Say hello to 2013 YP139 — a newly discovered 0.4 mile (650 meter) wide asteroid spotted by NASA's recently re-started NEOWISE spacecraft. Preliminary calculations show it'll come within 300,000 miles from Earth — thus qualifying it as a potential headache.
Above: The six red dots in this composite picture indicate the location of the first new near-Earth asteroid seen by NASA's Near-Earth Object Wide-field Infrared Survey Explorer (NEOWISE) since the spacecraft came out of hibernation in December 2013. Credit: NASA/JPL-Caltech

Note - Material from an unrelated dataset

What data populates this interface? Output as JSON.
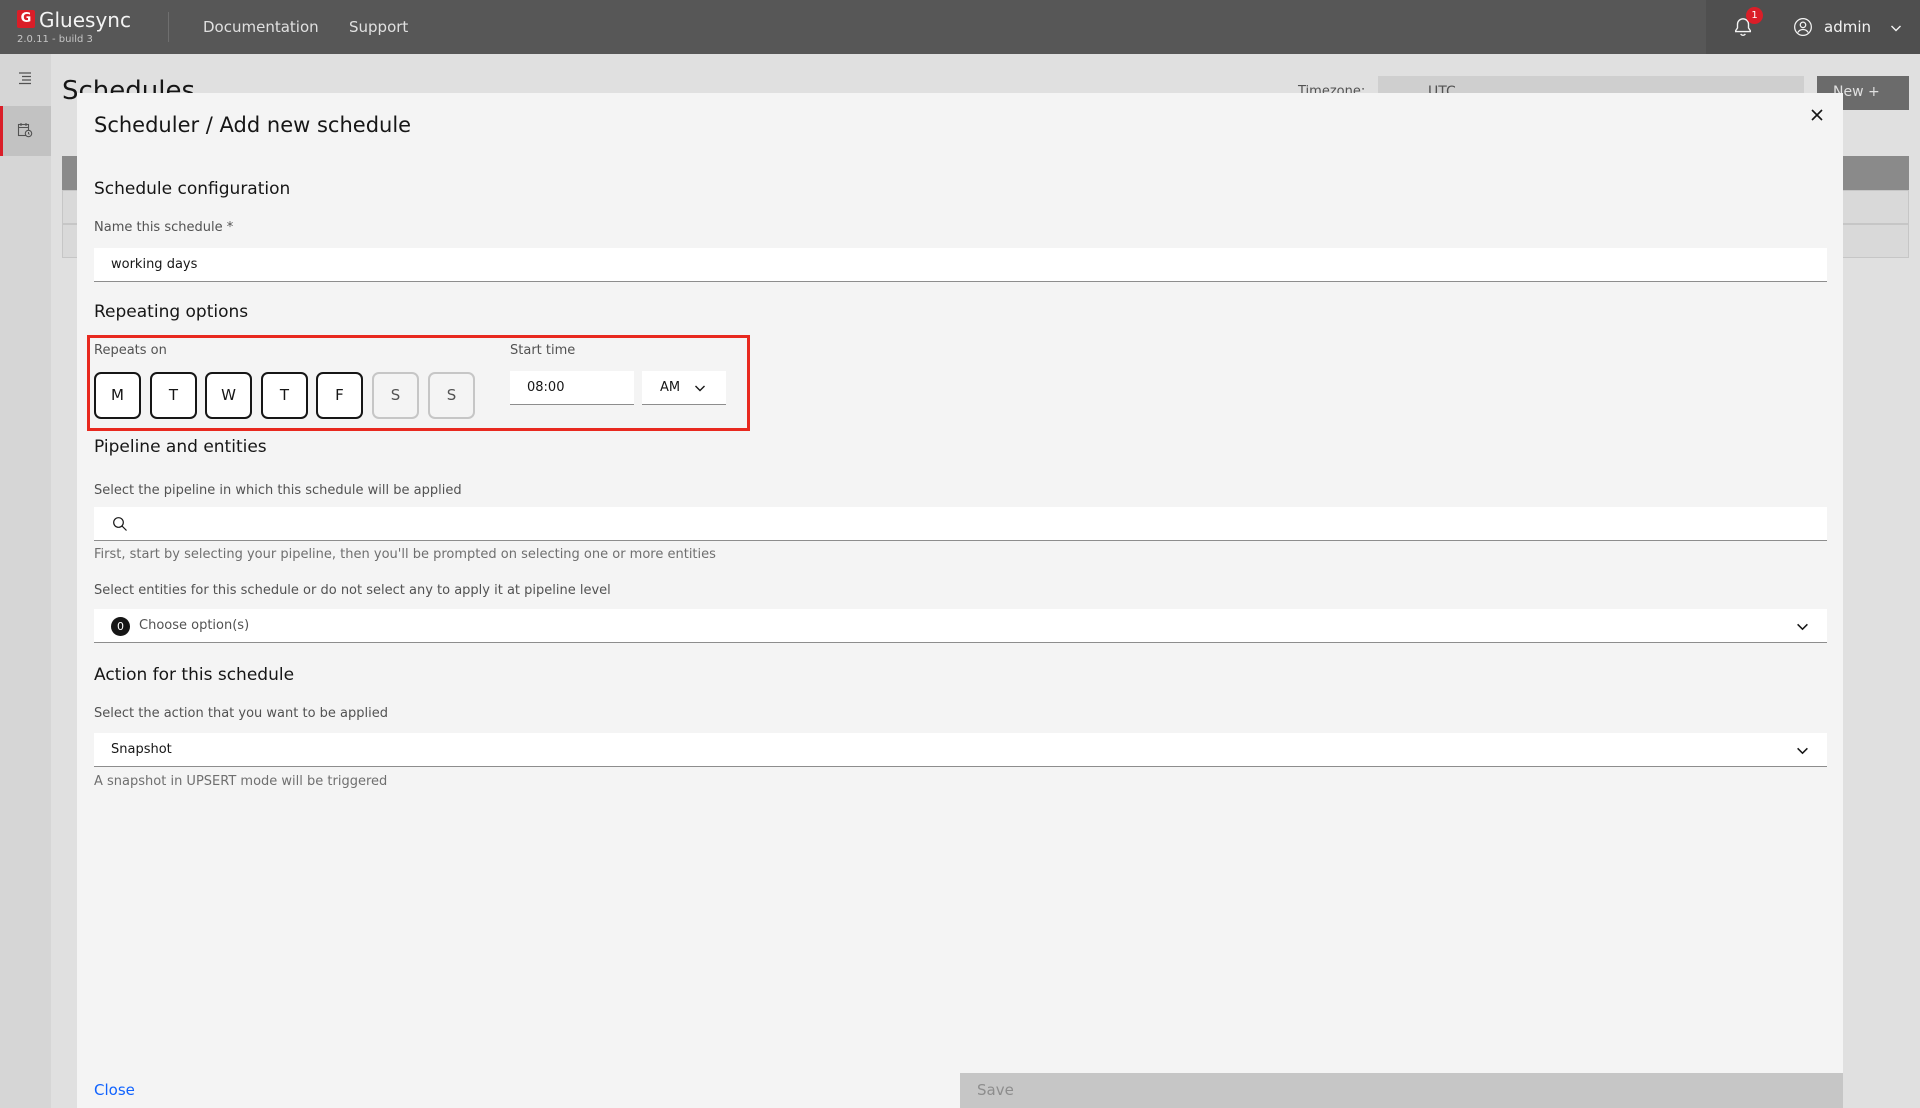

The asteroid is currently 27 million miles (43 million km) from Earth. It's extremely dark, like a piece of coal. 2013 YP139 is currently circling the sun in an elliptical orbit tilted to the plane of our solar system. It could swing by at a distance closer than the Earth is to the Moon, but it won't do so within the next century.
NASA is classifying it as a potentially hazardous object because of the uncomfortably close projected flyby distance, and because objects greater than a half mile in diameter could have worldwide effects.

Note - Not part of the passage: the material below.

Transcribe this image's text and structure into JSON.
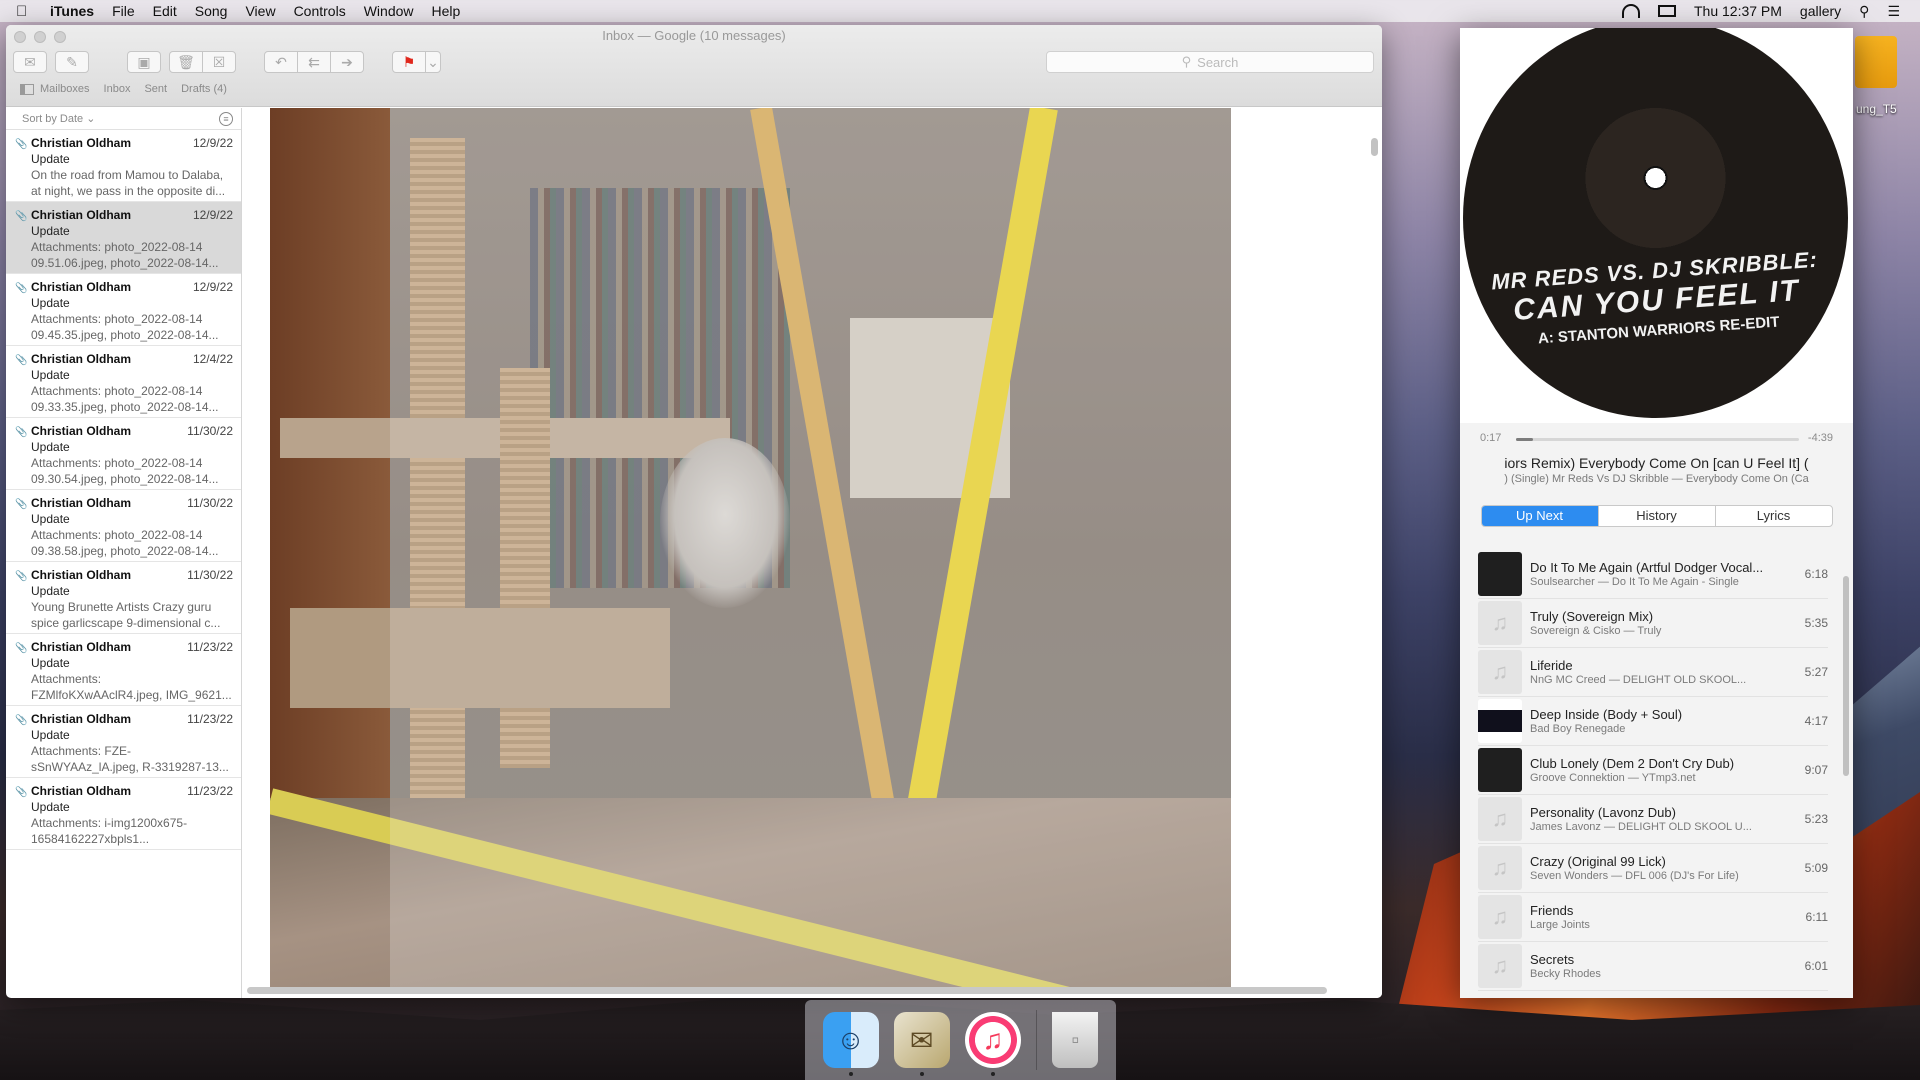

Because it was just discovered, and because the calculations are still incomplete, it has yet to appear on NASA's NEO risk chart. NASA says that

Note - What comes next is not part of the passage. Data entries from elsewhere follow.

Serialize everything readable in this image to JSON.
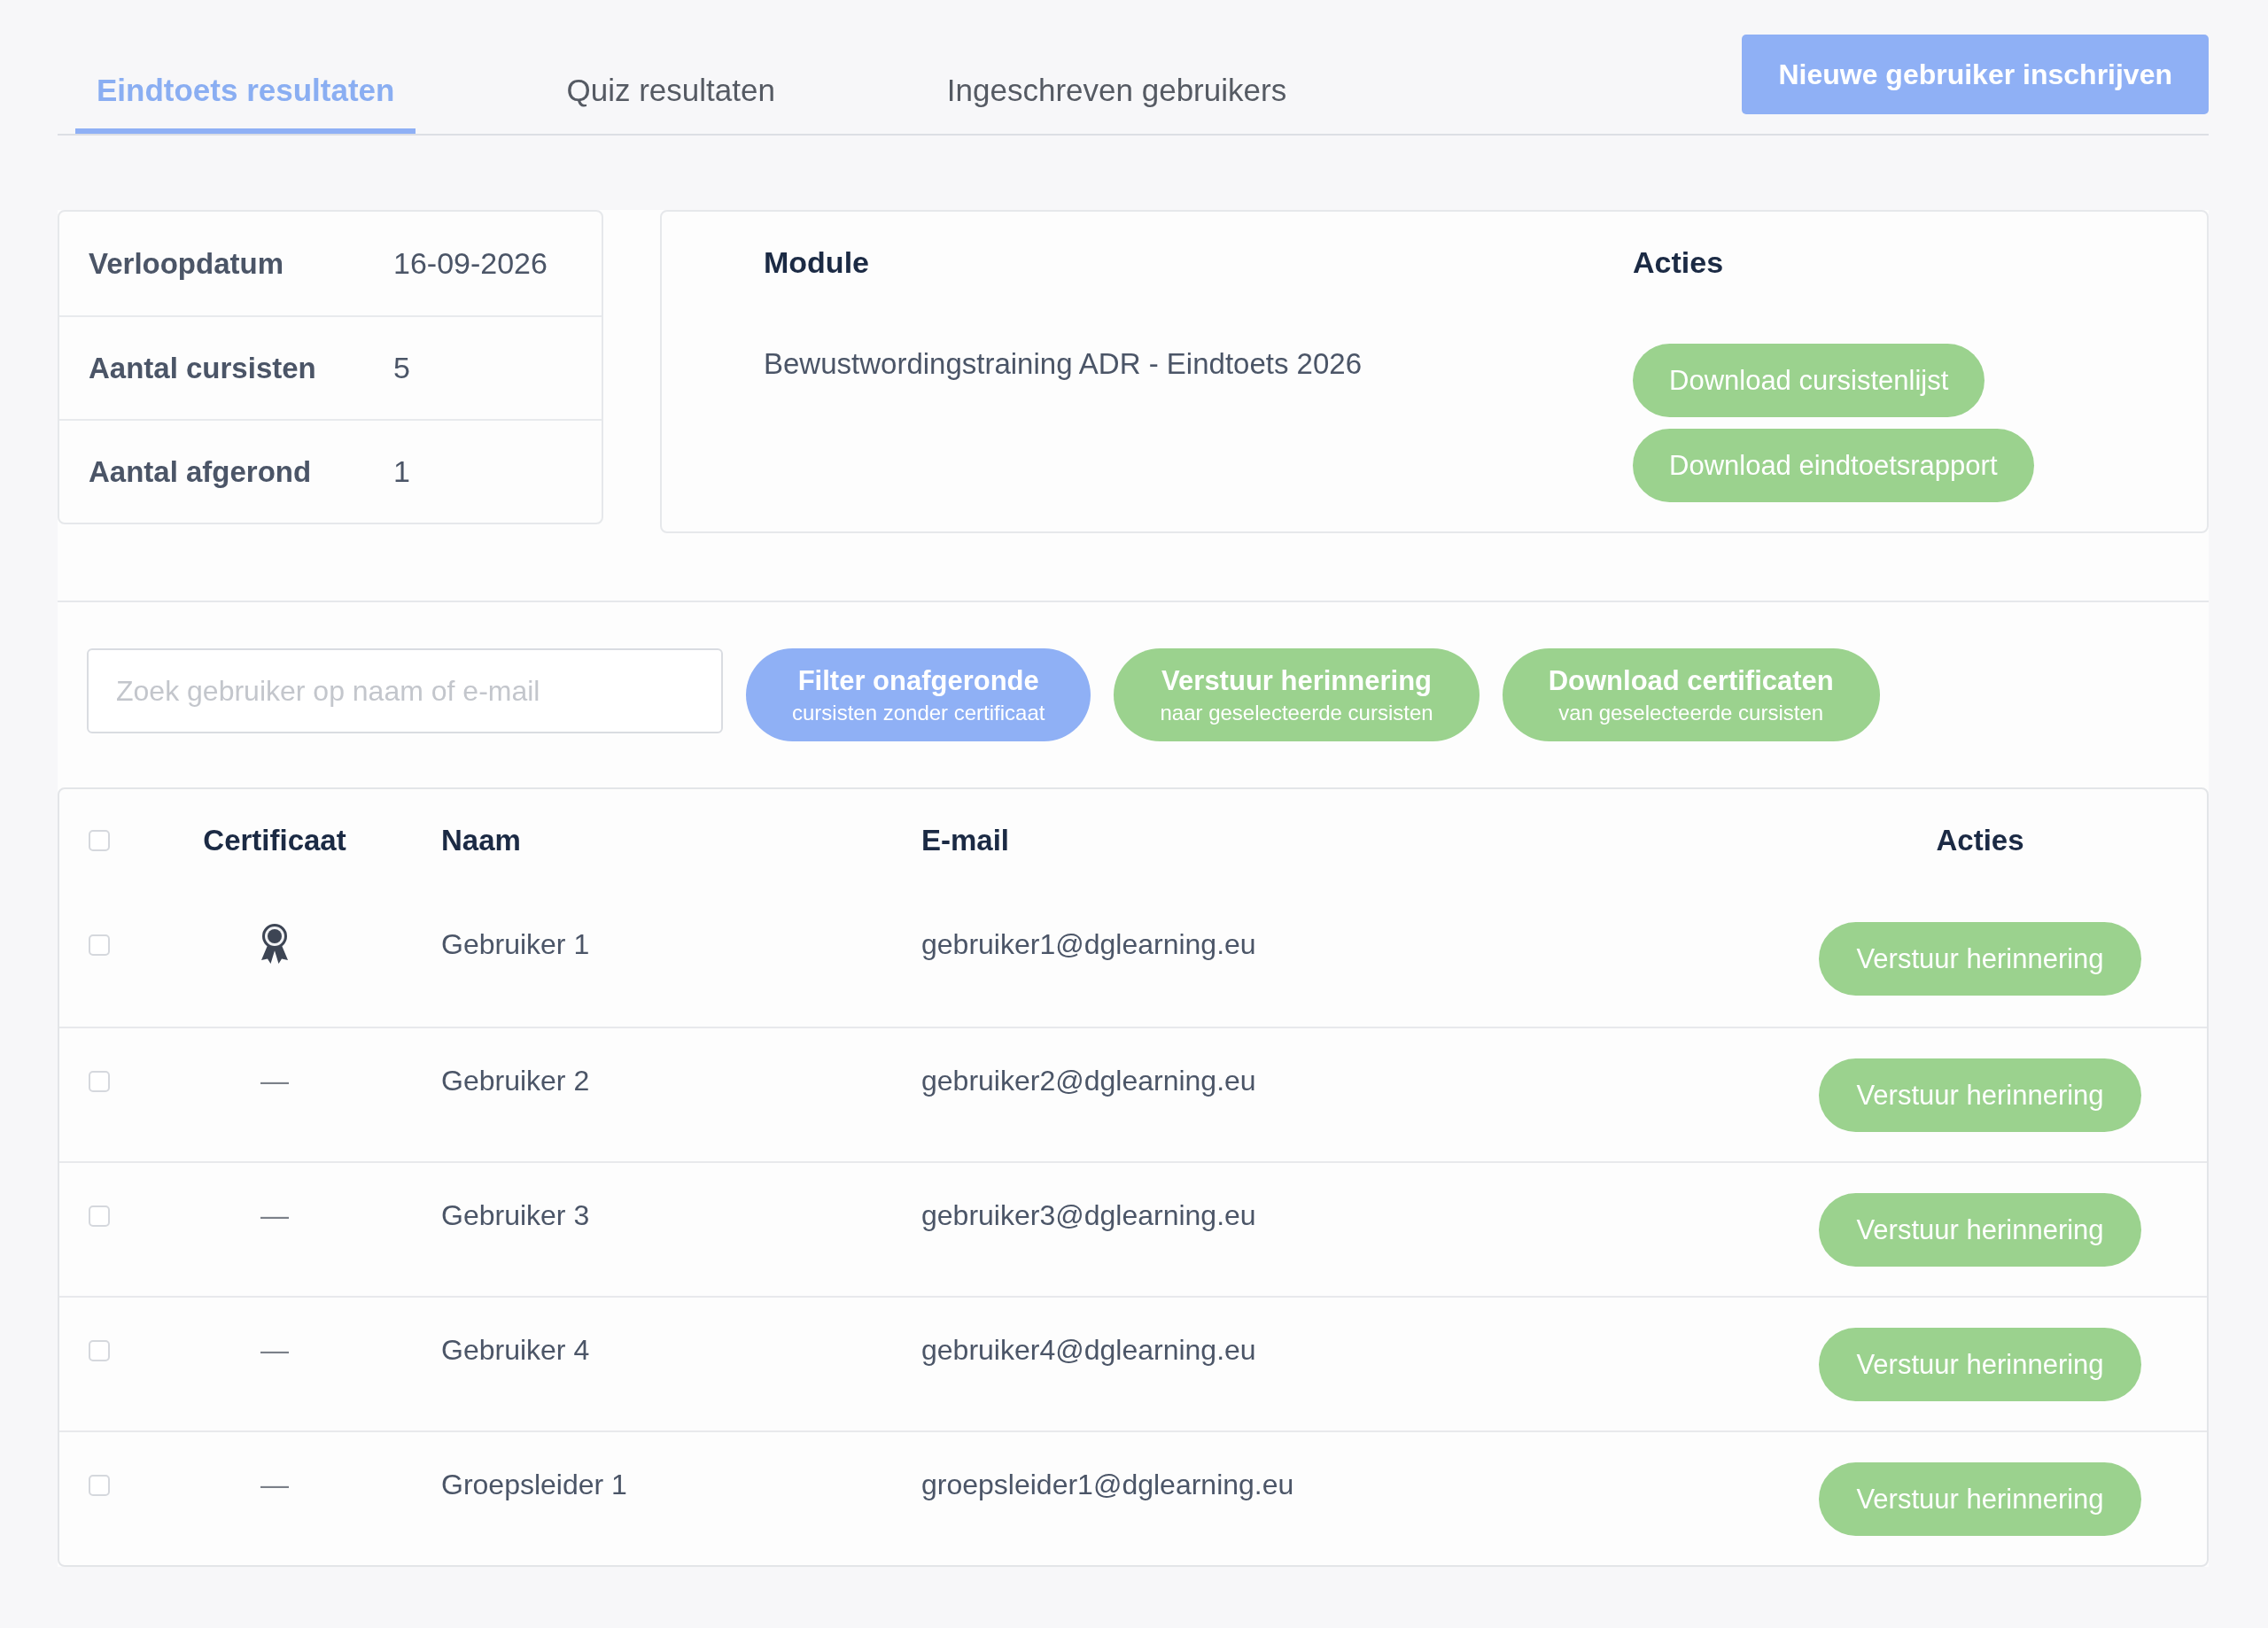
{
  "tabs": [
    {
      "label": "Eindtoets resultaten",
      "selected": true
    },
    {
      "label": "Quiz resultaten",
      "selected": false
    },
    {
      "label": "Ingeschreven gebruikers",
      "selected": false
    }
  ],
  "enroll_button": {
    "label": "Nieuwe gebruiker inschrijven"
  },
  "summary": [
    {
      "label": "Verloopdatum",
      "value": "16-09-2026"
    },
    {
      "label": "Aantal cursisten",
      "value": "5"
    },
    {
      "label": "Aantal afgerond",
      "value": "1"
    }
  ],
  "module_card": {
    "headers": [
      "Module",
      "Acties"
    ],
    "module": "Bewustwordingstraining ADR - Eindtoets 2026",
    "actions": [
      "Download cursistenlijst",
      "Download eindtoetsrapport"
    ]
  },
  "toolbar": {
    "search": {
      "placeholder": "Zoek gebruiker op naam of e-mail"
    },
    "buttons": [
      {
        "kind": "filter",
        "label": "Filter onafgeronde",
        "sublabel": "cursisten zonder certificaat"
      },
      {
        "kind": "action",
        "label": "Verstuur herinnering",
        "sublabel": "naar geselecteerde cursisten"
      },
      {
        "kind": "action",
        "label": "Download certificaten",
        "sublabel": "van geselecteerde cursisten"
      }
    ]
  },
  "table": {
    "select_all_checked": false,
    "columns": [
      "Certificaat",
      "Naam",
      "E-mail",
      "Acties"
    ],
    "rows": [
      {
        "checked": false,
        "certified": true,
        "name": "Gebruiker 1",
        "email": "gebruiker1@dglearning.eu",
        "action": "Verstuur herinnering"
      },
      {
        "checked": false,
        "certified": false,
        "certificate_text": "—",
        "name": "Gebruiker 2",
        "email": "gebruiker2@dglearning.eu",
        "action": "Verstuur herinnering"
      },
      {
        "checked": false,
        "certified": false,
        "certificate_text": "—",
        "name": "Gebruiker 3",
        "email": "gebruiker3@dglearning.eu",
        "action": "Verstuur herinnering"
      },
      {
        "checked": false,
        "certified": false,
        "certificate_text": "—",
        "name": "Gebruiker 4",
        "email": "gebruiker4@dglearning.eu",
        "action": "Verstuur herinnering"
      },
      {
        "checked": false,
        "certified": false,
        "certificate_text": "—",
        "name": "Groepsleider 1",
        "email": "groepsleider1@dglearning.eu",
        "action": "Verstuur herinnering"
      }
    ]
  }
}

NEOWISE will continue to detect asteroids and comets. The observations will be automatically sent to the clearinghouse for solar system bodies, the Minor Planet Center in Cambridge, Mass., for comparison against the known catalog of solar system objects and to determine orbit if the object is not known. A community of professional and amateur astronomers will provide follow-up observations, establishing firm orbits for the previously unseen objects.
The only real threat facing Earth right now is 2007 VK184:
This 425 foot (0.13 km) wide object has a 1 in 1,750 chance of hitting us, or a 99.94300000% chance of missing the Earth. This object has four chances of hitting us between 2048 to 2057.
[ NASA JPL ]